Pick out all lines with the word "がありません" from the records that follow.

## Web page and app entries:
+++++

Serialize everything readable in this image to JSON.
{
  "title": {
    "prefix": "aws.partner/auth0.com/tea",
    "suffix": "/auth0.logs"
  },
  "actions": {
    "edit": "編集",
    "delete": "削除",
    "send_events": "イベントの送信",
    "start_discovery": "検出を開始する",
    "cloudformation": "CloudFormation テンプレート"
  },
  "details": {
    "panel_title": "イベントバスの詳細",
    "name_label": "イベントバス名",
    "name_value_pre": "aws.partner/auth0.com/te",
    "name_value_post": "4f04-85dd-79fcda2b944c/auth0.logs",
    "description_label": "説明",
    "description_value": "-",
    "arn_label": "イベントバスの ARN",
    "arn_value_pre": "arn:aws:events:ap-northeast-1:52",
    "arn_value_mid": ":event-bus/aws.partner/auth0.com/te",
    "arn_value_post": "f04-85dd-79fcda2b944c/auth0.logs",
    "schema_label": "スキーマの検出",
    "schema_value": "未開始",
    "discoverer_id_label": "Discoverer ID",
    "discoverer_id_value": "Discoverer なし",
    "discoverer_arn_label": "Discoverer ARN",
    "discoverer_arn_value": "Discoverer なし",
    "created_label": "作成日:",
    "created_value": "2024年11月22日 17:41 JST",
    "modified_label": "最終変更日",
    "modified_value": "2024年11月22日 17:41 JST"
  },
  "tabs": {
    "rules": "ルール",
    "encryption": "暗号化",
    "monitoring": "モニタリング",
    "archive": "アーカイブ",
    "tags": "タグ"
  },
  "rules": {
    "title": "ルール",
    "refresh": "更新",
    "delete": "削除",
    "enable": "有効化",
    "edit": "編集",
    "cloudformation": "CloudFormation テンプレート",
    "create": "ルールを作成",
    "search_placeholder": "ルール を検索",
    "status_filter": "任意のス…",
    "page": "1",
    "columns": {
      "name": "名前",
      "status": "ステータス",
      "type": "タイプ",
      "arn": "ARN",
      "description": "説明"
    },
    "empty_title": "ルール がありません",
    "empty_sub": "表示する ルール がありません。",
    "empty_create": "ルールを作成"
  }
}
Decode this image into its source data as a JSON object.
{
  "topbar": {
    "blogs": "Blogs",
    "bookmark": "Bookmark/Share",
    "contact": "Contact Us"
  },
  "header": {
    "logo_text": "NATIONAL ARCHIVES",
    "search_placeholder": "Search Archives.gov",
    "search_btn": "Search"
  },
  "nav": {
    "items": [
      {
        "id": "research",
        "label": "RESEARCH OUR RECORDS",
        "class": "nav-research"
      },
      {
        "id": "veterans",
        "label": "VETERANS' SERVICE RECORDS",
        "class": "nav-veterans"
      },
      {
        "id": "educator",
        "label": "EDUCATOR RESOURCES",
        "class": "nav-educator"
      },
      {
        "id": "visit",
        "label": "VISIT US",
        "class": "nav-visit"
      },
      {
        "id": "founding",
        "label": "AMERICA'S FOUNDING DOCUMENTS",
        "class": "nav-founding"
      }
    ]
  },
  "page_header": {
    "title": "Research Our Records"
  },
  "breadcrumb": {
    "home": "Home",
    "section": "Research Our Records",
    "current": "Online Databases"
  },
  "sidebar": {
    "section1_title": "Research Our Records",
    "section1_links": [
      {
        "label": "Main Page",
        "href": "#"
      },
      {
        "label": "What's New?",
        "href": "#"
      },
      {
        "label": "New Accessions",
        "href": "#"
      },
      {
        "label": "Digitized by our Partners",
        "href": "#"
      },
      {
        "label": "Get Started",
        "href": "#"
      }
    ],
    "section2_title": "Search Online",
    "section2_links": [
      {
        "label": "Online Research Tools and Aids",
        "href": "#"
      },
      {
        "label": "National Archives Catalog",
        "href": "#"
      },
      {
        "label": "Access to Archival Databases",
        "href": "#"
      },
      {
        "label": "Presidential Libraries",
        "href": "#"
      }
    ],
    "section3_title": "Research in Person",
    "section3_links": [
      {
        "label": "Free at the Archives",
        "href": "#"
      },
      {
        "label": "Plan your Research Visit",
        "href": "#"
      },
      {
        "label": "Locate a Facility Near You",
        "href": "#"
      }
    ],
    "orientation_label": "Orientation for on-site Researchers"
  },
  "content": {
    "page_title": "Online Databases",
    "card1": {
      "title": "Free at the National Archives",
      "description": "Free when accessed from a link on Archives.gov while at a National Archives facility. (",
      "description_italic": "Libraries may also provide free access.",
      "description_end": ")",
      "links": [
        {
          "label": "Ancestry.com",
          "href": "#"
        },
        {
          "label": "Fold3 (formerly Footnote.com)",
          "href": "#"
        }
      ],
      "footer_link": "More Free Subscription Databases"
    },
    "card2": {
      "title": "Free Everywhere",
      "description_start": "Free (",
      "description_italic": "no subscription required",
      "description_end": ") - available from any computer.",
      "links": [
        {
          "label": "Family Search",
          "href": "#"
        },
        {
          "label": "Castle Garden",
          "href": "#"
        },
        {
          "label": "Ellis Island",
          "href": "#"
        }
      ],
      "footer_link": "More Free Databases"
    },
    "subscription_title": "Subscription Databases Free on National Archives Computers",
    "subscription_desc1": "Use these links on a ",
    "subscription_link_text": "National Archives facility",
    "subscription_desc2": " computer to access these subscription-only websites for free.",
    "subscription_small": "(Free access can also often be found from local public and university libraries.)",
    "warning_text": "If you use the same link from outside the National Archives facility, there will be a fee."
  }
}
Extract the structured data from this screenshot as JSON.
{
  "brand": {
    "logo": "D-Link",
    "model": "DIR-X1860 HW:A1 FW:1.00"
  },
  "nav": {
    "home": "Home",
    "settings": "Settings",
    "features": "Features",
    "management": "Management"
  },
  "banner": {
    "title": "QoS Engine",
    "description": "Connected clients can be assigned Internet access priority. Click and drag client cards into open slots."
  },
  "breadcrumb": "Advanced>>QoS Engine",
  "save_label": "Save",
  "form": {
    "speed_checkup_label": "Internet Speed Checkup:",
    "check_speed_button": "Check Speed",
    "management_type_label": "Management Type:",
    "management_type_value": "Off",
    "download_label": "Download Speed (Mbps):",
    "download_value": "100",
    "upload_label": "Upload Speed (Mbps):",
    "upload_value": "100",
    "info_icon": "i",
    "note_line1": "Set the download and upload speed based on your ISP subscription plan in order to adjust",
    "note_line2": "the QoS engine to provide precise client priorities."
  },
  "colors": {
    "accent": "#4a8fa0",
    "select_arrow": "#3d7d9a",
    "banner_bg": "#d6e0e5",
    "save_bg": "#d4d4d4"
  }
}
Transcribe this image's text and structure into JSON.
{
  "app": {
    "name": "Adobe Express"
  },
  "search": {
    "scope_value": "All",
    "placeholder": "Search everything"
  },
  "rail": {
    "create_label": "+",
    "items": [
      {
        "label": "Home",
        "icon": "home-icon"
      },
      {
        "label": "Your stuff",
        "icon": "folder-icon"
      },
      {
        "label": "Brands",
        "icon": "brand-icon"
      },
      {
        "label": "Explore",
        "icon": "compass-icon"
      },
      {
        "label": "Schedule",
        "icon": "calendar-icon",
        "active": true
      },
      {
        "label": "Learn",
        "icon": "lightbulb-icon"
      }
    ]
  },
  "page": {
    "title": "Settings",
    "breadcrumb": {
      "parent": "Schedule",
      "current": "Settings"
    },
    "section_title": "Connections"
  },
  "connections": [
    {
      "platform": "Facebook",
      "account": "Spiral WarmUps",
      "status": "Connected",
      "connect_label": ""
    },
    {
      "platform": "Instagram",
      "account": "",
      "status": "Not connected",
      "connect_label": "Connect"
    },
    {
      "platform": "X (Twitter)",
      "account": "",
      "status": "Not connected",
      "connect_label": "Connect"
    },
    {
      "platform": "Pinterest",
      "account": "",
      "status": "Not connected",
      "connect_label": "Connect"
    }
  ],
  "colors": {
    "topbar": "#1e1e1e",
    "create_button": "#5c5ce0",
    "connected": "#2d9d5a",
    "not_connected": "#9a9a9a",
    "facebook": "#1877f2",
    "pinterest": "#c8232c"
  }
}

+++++

## Task solution:
    "empty_title": "ルール がありません",
    "empty_sub": "表示する ルール がありません。",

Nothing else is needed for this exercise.